About


Biography

Dutch photographer Lars van de Goor was born in 1964 on a houseboat in the middle of lush farmland, and here he grew up being virtually part of the nature that surrounded him. His first passion was music, joined by photography in 2007, and the link between both is composition. At the time he first picked up a camera he was living near Amsterdam and he would go out on his bicycle to explore his local area looking for pictures. Near his house was a long tree-lined canal, and he began to look for interesting compositions along its banks. After posting the images online he received a positive response and it encouraged him to become more involved. The fact that he has no formal training is something he’s pleased about because he doesn’t feel limited by any rules. Over time he learned through creating numerous over and under-composed and blurry images, and it’s enabled him to perfect an approach that is entirely his own.

Lars van de Goor

Awards/Exhibitions

Since entering the Hasselblad Masters Awards in 2010 Lars had a period where he was consolidating his approach, and during that time he didn’t submit work to any competitions or awards. However this has all changed in 2016 and as well as winning the Landscape section of the Hasselblad Masters.  Lars also took first prize in the ‘Season & Weather’ and a Gold Medal in the ‘Streets and Paths’ categories of the prestigious Trierenberg Super Circuit, the world’s largest photo salon.

Inspirations

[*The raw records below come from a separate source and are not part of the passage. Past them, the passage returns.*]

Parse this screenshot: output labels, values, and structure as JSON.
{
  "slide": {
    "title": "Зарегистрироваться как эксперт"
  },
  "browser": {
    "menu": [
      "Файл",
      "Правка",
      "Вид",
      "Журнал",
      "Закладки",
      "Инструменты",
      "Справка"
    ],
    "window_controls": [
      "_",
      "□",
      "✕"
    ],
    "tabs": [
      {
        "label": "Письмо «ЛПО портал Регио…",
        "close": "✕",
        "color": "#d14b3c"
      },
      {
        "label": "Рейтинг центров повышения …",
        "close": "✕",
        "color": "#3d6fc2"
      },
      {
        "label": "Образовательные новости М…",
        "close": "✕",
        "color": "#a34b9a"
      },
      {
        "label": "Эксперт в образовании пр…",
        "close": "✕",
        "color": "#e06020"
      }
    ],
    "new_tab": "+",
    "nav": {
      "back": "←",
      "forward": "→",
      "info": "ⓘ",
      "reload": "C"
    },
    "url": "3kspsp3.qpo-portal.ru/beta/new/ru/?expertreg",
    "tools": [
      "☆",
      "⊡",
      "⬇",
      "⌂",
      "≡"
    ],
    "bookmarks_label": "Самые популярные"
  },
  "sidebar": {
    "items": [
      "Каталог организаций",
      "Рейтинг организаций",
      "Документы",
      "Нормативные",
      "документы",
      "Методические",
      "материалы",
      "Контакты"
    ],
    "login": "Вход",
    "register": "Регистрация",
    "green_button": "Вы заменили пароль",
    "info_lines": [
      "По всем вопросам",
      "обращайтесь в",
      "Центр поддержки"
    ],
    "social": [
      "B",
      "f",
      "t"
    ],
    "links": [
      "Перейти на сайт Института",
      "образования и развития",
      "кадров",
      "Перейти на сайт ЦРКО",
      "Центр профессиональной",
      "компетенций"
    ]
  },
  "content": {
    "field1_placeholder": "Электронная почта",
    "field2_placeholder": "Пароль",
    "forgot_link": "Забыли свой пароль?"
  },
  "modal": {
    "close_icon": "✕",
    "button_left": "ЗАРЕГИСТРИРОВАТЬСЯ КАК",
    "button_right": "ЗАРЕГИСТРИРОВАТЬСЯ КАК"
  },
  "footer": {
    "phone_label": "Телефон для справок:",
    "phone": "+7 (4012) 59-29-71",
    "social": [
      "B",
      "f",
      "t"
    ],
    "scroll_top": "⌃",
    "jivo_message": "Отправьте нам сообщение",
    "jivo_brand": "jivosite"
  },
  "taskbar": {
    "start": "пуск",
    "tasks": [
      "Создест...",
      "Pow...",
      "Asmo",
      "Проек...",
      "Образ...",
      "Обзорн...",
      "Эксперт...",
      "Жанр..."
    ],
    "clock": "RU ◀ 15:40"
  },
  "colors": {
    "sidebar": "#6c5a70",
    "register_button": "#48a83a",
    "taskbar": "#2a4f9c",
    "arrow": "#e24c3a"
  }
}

While influenced by romantic landscape painters, Dutch Masters such as Barend Cornelius Koekkoek (1803-1862), and also the work of other photographers, both hobbyists and professionals, Lars’s prime source of inspiration comes from the mysterious encounter of nature and light, and the main theme of his work is the trees of his native Gelderland. These he respectfully depicts in their old power and timeless energy, and their mingling with the famous Dutch light yield landscapes with dragons as well as mysterious cathedrals, at times eerie in their sublime other worldliness. His images open a window to air and time, even sound and smell. Only occasional people in the frame or the inclusion of man-made objects remind the viewer that they are still on their own planet.